◆ **WORK ITEM**: Write the records out once more, exactly as they appear below.

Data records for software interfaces
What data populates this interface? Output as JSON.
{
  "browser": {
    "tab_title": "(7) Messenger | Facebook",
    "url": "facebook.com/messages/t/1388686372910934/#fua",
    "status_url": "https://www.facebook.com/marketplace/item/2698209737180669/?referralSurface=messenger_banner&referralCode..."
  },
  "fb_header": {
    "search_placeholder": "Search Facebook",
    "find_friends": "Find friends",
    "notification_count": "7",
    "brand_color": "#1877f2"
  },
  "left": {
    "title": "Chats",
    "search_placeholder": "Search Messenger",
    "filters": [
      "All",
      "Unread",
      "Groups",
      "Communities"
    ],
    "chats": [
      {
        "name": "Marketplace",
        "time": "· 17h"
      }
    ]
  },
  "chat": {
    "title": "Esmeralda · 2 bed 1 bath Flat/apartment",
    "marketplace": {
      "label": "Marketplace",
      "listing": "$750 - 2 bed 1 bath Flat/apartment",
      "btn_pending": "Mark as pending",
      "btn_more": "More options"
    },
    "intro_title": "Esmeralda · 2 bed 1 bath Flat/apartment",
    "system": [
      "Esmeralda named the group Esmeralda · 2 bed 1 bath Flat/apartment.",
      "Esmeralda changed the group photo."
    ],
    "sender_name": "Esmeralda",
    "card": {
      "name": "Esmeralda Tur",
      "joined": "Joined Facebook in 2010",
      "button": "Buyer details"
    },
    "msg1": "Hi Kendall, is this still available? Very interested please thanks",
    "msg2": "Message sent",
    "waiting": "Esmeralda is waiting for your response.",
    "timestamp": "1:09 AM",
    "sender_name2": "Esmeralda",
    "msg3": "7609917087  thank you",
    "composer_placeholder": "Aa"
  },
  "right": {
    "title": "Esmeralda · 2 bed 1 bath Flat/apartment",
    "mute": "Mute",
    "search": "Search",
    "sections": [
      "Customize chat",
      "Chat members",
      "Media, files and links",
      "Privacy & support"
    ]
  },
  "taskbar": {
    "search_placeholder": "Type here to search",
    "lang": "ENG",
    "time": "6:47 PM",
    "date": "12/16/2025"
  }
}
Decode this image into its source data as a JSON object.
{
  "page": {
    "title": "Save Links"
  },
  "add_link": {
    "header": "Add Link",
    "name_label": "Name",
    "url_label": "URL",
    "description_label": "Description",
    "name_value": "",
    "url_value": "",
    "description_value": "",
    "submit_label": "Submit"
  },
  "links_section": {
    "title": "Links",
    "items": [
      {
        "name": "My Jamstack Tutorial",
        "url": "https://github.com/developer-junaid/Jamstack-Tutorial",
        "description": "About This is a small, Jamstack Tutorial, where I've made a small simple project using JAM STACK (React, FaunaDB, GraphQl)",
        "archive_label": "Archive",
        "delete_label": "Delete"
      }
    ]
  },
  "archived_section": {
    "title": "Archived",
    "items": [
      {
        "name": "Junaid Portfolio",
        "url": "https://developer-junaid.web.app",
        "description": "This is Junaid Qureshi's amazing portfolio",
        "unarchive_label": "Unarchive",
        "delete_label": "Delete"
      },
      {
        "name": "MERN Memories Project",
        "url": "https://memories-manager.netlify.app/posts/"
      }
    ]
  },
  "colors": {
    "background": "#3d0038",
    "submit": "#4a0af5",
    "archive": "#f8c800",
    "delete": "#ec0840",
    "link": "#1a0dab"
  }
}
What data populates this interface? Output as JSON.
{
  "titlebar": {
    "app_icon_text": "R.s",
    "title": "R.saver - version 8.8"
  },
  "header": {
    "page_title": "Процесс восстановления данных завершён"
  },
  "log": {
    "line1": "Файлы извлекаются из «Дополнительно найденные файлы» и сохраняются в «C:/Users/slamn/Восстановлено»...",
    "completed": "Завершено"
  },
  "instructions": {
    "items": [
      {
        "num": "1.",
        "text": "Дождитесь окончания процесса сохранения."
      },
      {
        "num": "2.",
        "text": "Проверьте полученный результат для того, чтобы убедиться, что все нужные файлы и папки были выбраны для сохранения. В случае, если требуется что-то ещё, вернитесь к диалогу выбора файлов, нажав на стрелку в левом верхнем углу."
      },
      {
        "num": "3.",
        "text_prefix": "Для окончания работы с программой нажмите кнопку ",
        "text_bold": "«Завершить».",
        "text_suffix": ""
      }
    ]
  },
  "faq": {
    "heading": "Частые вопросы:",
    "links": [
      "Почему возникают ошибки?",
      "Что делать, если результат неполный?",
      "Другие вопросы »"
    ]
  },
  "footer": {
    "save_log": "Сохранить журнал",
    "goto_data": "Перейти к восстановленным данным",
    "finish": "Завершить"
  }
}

◆ **SOLVED EXERCISE**:
What data populates this interface? Output as JSON.
{
  "browser": {
    "tab_title": "(7) Messenger | Facebook",
    "url": "facebook.com/messages/t/1388686372910934/#fua",
    "status_url": "https://www.facebook.com/marketplace/item/2698209737180669/?referralSurface=messenger_banner&referralCode..."
  },
  "fb_header": {
    "search_placeholder": "Search Facebook",
    "find_friends": "Find friends",
    "notification_count": "7",
    "brand_color": "#1877f2"
  },
  "left": {
    "title": "Chats",
    "search_placeholder": "Search Messenger",
    "filters": [
      "All",
      "Unread",
      "Groups",
      "Communities"
    ],
    "chats": [
      {
        "name": "Marketplace",
        "time": "· 17h"
      }
    ]
  },
  "chat": {
    "title": "Esmeralda · 2 bed 1 bath Flat/apartment",
    "marketplace": {
      "label": "Marketplace",
      "listing": "$750 - 2 bed 1 bath Flat/apartment",
      "btn_pending": "Mark as pending",
      "btn_more": "More options"
    },
    "intro_title": "Esmeralda · 2 bed 1 bath Flat/apartment",
    "system": [
      "Esmeralda named the group Esmeralda · 2 bed 1 bath Flat/apartment.",
      "Esmeralda changed the group photo."
    ],
    "sender_name": "Esmeralda",
    "card": {
      "name": "Esmeralda Tur",
      "joined": "Joined Facebook in 2010",
      "button": "Buyer details"
    },
    "msg1": "Hi Kendall, is this still available? Very interested please thanks",
    "msg2": "Message sent",
    "waiting": "Esmeralda is waiting for your response.",
    "timestamp": "1:09 AM",
    "sender_name2": "Esmeralda",
    "msg3": "7609917087  thank you",
    "composer_placeholder": "Aa"
  },
  "right": {
    "title": "Esmeralda · 2 bed 1 bath Flat/apartment",
    "mute": "Mute",
    "search": "Search",
    "sections": [
      "Customize chat",
      "Chat members",
      "Media, files and links",
      "Privacy & support"
    ]
  },
  "taskbar": {
    "search_placeholder": "Type here to search",
    "lang": "ENG",
    "time": "6:47 PM",
    "date": "12/16/2025"
  }
}
Decode this image into its source data as a JSON object.
{
  "page": {
    "title": "Save Links"
  },
  "add_link": {
    "header": "Add Link",
    "name_label": "Name",
    "url_label": "URL",
    "description_label": "Description",
    "name_value": "",
    "url_value": "",
    "description_value": "",
    "submit_label": "Submit"
  },
  "links_section": {
    "title": "Links",
    "items": [
      {
        "name": "My Jamstack Tutorial",
        "url": "https://github.com/developer-junaid/Jamstack-Tutorial",
        "description": "About This is a small, Jamstack Tutorial, where I've made a small simple project using JAM STACK (React, FaunaDB, GraphQl)",
        "archive_label": "Archive",
        "delete_label": "Delete"
      }
    ]
  },
  "archived_section": {
    "title": "Archived",
    "items": [
      {
        "name": "Junaid Portfolio",
        "url": "https://developer-junaid.web.app",
        "description": "This is Junaid Qureshi's amazing portfolio",
        "unarchive_label": "Unarchive",
        "delete_label": "Delete"
      },
      {
        "name": "MERN Memories Project",
        "url": "https://memories-manager.netlify.app/posts/"
      }
    ]
  },
  "colors": {
    "background": "#3d0038",
    "submit": "#4a0af5",
    "archive": "#f8c800",
    "delete": "#ec0840",
    "link": "#1a0dab"
  }
}
What data populates this interface? Output as JSON.
{
  "titlebar": {
    "app_icon_text": "R.s",
    "title": "R.saver - version 8.8"
  },
  "header": {
    "page_title": "Процесс восстановления данных завершён"
  },
  "log": {
    "line1": "Файлы извлекаются из «Дополнительно найденные файлы» и сохраняются в «C:/Users/slamn/Восстановлено»...",
    "completed": "Завершено"
  },
  "instructions": {
    "items": [
      {
        "num": "1.",
        "text": "Дождитесь окончания процесса сохранения."
      },
      {
        "num": "2.",
        "text": "Проверьте полученный результат для того, чтобы убедиться, что все нужные файлы и папки были выбраны для сохранения. В случае, если требуется что-то ещё, вернитесь к диалогу выбора файлов, нажав на стрелку в левом верхнем углу."
      },
      {
        "num": "3.",
        "text_prefix": "Для окончания работы с программой нажмите кнопку ",
        "text_bold": "«Завершить».",
        "text_suffix": ""
      }
    ]
  },
  "faq": {
    "heading": "Частые вопросы:",
    "links": [
      "Почему возникают ошибки?",
      "Что делать, если результат неполный?",
      "Другие вопросы »"
    ]
  },
  "footer": {
    "save_log": "Сохранить журнал",
    "goto_data": "Перейти к восстановленным данным",
    "finish": "Завершить"
  }
}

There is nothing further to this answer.